Kingman County is named for Samuel A Kingman, who was a member of the Wyandotte Constitutional Convention, chief justice of the Kansas Supreme Court, state librarian and the first president of the Kansas State Historical Society.
Created: March 7, 1872
Kingman 1872 – present
County Courthouse – Kingman
Location: 130 Spruce Street / East Sherman Street
Built: 1907 – 1908
Architect: George P Washburn & Sons of Ottawa
Contractor: Matheim & Walters of St. Joseph, Missouri
Description: The building faces west and is a three story red colored brick and limestone structure. The building is rectangular with each corner having a slightly projecting square tower block with a pyramidal roof. The west front has a stone porch on the first story with balcony above. The windows are vertical and narrow with arched windows above on the second story. The center section rises to a pediment at the roof line. On the center of the roof is an octagonal cupola. The base of the building is course stone.
Note: The architect, George P Washburn & Sons, designed courthouses in Anderson County, Atchison County, Butler County, Chautaugua County, Doniphan County, Franklin County, Harper County, Miami County, Pratt County and Woodson County, and Beaver County in Oklahoma.

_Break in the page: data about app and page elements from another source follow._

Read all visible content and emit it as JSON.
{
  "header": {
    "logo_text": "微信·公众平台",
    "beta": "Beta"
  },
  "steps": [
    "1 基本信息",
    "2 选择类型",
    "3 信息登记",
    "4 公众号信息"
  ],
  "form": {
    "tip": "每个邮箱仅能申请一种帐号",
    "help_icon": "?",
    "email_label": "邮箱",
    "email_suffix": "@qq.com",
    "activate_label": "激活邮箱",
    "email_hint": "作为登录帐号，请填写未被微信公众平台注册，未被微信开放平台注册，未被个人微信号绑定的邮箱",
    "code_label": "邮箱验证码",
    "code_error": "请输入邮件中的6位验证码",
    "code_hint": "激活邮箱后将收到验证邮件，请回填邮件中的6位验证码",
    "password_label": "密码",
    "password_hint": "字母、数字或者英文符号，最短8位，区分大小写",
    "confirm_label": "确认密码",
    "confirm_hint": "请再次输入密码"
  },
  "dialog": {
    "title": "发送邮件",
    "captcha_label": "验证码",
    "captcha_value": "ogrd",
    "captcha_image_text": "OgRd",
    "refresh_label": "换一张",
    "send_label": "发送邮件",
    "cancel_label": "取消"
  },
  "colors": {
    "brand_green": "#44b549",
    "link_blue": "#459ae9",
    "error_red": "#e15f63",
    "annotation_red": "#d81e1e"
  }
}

See: National Register of Historic Places – Kingman County Courthouse
N – Reno County
Photos taken 2010